Despite flurries of bills introduced in state legislatures to modify stand-your-ground laws, it does not appear that any states have succeeded in eliminating them. In 2013, a bill to limit stand-your-ground laws failed in the Mississippi state legislature. In the U.S. Congress, Representative Sheila Jackson Lee (D-TX) introduced HR2812, the “Justice Exists for All of Us Act,” which would have prohibited states from having stand-your-ground laws except for use in cases by victims of domestic violence, but the bill never emerged from committee. However, bills to enact stand-your-ground laws in Ohio, New Jersey, and Washington state were introduced and are still pending as of this writing, with Ohio’s already passed by its lower house.
None of the efforts to reduce or repeal stand-your-ground laws seem to have advanced in state legislatures, even with amendments as limited as preventing the invocation of stand-your-ground defenses for people like Zimmerman who chose to pursue their victims.

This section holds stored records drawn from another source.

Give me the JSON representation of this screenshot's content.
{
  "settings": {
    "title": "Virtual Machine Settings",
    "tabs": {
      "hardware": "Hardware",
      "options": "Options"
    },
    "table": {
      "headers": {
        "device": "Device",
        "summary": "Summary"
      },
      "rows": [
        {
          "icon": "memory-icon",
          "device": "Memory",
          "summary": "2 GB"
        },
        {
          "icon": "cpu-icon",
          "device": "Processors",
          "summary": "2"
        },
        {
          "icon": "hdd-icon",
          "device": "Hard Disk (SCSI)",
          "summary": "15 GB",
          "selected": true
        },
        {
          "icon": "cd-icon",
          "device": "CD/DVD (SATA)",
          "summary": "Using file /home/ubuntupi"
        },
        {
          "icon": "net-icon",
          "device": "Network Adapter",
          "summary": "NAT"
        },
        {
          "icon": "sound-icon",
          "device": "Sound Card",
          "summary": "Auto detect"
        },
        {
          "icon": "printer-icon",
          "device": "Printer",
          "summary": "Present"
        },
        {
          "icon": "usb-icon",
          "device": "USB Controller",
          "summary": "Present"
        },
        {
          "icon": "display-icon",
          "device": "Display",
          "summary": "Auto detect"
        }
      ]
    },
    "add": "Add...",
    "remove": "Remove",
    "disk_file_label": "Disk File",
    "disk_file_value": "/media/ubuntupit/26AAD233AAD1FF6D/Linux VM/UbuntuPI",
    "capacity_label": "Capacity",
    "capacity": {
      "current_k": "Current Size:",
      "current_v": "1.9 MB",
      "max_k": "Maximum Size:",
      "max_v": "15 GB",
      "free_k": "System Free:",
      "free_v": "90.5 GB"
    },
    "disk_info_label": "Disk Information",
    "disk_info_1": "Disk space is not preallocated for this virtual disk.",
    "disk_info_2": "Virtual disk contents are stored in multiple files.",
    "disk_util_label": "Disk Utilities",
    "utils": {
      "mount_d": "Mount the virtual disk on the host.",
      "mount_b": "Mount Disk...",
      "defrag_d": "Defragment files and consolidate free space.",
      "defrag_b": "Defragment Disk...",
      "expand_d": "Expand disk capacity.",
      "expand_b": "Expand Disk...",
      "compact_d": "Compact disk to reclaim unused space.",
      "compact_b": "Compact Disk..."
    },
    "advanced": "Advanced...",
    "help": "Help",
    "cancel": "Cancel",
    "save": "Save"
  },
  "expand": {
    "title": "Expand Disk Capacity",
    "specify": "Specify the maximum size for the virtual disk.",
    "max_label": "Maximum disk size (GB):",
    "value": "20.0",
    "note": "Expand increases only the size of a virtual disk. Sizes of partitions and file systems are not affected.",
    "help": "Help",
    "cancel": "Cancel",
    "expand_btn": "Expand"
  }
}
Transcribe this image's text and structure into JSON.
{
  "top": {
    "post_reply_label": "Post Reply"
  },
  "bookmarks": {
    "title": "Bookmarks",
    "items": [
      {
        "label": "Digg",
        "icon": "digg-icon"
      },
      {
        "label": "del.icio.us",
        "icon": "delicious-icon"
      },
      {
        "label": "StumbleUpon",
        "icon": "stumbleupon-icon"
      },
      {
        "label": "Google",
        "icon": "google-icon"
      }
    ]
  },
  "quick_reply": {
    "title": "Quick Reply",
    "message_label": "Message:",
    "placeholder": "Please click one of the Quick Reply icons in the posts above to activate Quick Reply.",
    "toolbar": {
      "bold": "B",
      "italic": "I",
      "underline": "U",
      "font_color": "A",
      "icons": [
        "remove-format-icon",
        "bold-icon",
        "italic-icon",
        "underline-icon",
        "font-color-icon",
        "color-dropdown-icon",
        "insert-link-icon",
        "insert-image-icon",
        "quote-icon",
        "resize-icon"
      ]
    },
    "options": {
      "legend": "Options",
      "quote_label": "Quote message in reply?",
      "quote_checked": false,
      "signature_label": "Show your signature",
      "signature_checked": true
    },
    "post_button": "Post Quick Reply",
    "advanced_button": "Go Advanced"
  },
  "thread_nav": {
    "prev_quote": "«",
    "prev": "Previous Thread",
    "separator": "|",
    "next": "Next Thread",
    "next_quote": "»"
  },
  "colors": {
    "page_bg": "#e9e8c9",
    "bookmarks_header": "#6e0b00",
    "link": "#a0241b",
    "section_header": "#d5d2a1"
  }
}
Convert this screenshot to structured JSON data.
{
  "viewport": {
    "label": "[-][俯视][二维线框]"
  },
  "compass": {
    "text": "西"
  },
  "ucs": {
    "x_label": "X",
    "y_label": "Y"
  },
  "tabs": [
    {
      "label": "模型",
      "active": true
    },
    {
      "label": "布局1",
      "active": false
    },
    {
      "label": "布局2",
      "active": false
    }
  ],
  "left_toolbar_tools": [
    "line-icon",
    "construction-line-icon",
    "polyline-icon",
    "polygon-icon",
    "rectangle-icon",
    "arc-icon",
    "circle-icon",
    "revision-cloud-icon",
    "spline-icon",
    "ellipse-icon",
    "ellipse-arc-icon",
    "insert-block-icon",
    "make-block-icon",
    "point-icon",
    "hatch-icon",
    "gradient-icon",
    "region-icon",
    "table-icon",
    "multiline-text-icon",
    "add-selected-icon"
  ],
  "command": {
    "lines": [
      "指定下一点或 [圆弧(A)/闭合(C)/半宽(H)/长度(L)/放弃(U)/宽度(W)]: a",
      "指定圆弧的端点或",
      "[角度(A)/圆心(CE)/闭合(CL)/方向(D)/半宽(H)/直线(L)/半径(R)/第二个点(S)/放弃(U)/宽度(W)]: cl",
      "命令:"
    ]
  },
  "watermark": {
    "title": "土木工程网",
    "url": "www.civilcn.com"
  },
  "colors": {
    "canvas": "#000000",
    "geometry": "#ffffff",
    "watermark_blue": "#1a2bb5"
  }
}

That isn’t for lack of nonprofit attention to the issue. This past year, the National Urban League and Mayors Against Illegal Guns issued a report showing that in stand-your-ground states, not only have homicides increased, justifiable homicides increased by 53 percent—and 200 percent in Florida. The report concluded, “There is significant evidence that Stand Your Ground laws undermine public safety and increase overall homicide rates,” but state legislatures haven’t been convinced. While the campaign against ALEC has been very successful in scaring off ALEC’s corporate and foundation funders, including among the latter the Bill & Melinda Gates Foundation, the campaign to reverse the tide of stand-your-ground laws has yet to make a major mark.
Some foundation leaders expressed their dismay at the Zimmerman verdict. For example, the California Endowment’s Robert Ross expressed how his “anger and frustration [in reaction to the verdict]…evolve(d) into a sense of strategic resolve.” The California Endowment and others, such as the Robert Wood Johnson Foundation, the Open Societies Foundation, and Bloomberg Philanthropies, have announced initiatives focusing on black men and boys aimed at problems such as “disproportionate rates of poor health, inadequate education, high unemployment, and incarceration” affecting young black men, but not really addressing the prevalence or expansion of stand-your-ground state statutes. The lack of movement on this issue may reflect the nation’s lack of progress on gun control in general, despite the public outcry that followed the Sandy Hook murders in 2013.
If some states are toying with even more stand-your-ground laws, the campaign to eradicate these statutes has not progressed. ALEC may have been scared off the issue, but the states appeared to be unmoved.—Rick Cohen